New Years Detox

It’s been a very challenging year, to say the least. I don’t think anyone is sorry to leave 2020 behind and to begin anew in a fresh new year. 2021 has a lot of expectations riding on it. Not only is it the year that hopefully will finally see an end to a pandemic that took lives and financial stability in the same brutal reality, but it is also when we witness the UK leaving the EU (with all the hangover side-effects that will go alongside the departure that’s been building up to this moment for a while).

Hopefully too 2021 will also be the year that we all — now a bit more cognizant of our mortality thanks to a pandemic that threatened to kill both people and economy alike — finally realise the importance of staying healthy. Not only does staying healthy mean that we keep our immunity intact and ready for when we really need it to protect us, but it also means ageing better and more slowly (more on this to come).
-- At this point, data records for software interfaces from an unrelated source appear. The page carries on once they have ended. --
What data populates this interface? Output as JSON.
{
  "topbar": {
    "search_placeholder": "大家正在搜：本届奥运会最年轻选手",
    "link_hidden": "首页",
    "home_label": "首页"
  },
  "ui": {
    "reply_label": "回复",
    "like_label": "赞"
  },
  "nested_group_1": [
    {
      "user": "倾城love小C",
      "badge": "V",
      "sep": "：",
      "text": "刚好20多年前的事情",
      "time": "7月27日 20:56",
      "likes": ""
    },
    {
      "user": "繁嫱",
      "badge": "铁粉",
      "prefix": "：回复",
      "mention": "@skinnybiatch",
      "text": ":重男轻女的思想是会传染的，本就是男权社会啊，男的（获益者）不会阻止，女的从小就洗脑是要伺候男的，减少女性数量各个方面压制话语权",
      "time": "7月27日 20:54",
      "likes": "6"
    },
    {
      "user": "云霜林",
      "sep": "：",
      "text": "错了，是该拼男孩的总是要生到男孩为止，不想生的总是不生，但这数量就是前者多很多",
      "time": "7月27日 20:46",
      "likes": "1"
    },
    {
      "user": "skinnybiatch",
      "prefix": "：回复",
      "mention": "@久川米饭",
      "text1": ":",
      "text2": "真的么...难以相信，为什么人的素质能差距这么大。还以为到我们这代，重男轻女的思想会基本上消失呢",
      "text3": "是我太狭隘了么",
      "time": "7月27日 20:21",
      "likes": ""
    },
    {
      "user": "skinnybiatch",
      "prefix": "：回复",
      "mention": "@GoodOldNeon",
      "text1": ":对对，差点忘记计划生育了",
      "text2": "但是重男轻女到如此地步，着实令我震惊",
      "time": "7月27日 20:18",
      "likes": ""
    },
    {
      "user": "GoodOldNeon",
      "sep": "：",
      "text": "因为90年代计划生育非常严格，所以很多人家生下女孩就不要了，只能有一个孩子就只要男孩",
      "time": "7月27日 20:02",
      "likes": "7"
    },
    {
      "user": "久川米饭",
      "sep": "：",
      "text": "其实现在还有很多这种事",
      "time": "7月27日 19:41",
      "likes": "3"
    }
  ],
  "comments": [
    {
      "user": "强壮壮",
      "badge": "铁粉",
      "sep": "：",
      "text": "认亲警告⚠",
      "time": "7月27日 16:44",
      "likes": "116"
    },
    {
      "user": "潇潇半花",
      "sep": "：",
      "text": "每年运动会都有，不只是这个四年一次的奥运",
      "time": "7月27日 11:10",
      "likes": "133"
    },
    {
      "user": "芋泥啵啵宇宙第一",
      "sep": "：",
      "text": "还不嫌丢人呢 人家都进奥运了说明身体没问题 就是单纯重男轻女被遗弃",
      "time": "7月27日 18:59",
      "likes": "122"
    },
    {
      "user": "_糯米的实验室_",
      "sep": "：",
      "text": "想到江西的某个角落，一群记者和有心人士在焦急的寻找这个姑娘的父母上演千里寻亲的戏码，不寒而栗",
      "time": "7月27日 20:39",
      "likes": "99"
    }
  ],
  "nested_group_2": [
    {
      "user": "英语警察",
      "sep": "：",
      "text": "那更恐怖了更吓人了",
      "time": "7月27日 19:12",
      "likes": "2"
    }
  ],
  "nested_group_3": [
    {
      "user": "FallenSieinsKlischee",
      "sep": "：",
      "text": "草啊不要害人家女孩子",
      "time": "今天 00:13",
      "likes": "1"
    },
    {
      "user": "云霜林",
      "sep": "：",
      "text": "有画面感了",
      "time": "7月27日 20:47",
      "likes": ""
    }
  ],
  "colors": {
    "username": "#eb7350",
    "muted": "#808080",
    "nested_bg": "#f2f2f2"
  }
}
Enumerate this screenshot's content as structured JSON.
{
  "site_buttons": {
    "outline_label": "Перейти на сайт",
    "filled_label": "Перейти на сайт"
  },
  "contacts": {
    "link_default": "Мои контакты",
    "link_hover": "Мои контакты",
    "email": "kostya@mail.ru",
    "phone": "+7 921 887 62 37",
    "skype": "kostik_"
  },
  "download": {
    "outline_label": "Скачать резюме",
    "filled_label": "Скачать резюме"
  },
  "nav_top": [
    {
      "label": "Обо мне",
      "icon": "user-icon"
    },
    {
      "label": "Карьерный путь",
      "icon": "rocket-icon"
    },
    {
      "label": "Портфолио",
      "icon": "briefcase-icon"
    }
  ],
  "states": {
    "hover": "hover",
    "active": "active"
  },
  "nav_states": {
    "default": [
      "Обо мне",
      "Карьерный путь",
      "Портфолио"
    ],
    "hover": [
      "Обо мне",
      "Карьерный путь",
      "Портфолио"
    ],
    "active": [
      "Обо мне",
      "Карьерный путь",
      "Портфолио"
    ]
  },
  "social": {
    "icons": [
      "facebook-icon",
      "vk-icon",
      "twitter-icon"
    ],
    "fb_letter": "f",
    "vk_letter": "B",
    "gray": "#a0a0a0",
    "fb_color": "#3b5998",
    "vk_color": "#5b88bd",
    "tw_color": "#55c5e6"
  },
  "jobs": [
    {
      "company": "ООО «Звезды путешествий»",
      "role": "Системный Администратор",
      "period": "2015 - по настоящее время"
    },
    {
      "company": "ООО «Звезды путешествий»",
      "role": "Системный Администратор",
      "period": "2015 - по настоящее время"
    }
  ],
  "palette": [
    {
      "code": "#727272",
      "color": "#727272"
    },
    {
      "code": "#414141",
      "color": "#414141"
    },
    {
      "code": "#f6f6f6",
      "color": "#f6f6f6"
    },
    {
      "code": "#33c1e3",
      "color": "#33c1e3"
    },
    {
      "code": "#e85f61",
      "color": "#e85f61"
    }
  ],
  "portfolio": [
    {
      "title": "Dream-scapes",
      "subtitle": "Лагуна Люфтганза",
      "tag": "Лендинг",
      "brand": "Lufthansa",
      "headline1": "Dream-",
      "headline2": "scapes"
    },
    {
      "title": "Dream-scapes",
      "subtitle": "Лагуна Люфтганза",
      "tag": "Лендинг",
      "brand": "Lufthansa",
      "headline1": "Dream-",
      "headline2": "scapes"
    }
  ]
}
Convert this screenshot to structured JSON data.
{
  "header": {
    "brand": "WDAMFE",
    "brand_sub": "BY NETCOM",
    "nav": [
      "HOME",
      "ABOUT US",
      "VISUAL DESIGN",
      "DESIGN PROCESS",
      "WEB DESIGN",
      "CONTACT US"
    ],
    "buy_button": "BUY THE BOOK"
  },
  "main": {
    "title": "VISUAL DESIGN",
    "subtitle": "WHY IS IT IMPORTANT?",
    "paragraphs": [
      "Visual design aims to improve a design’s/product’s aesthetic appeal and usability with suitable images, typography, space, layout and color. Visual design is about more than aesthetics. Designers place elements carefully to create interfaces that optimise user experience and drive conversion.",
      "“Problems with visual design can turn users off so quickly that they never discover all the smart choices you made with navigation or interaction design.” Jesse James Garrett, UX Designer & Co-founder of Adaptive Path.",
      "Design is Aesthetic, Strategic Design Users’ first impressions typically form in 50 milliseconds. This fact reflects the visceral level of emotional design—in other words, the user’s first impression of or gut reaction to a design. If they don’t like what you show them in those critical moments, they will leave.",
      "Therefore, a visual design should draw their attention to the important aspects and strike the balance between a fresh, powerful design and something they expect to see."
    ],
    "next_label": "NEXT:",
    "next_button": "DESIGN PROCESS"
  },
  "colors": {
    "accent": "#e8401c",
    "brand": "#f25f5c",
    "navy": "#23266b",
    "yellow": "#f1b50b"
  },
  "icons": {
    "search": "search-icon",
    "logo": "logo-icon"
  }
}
What better way to start the year but with keeping to our resolutions to take better care of our health. Normally this begins with promising to eat better, to go the the gym and exercise more and to stop bad habits before they get worse. Well, what better way to get started than a detox. To help, I’m making available again a video I posted last year on how to go about detoxing. However, keep in mind that not everyone will benefit from the same type of detox and that some may need to build up instead or will need to go about it in a totally different way.

To find out what kind of detox is best for you, schedule your free 30 minute call with me here: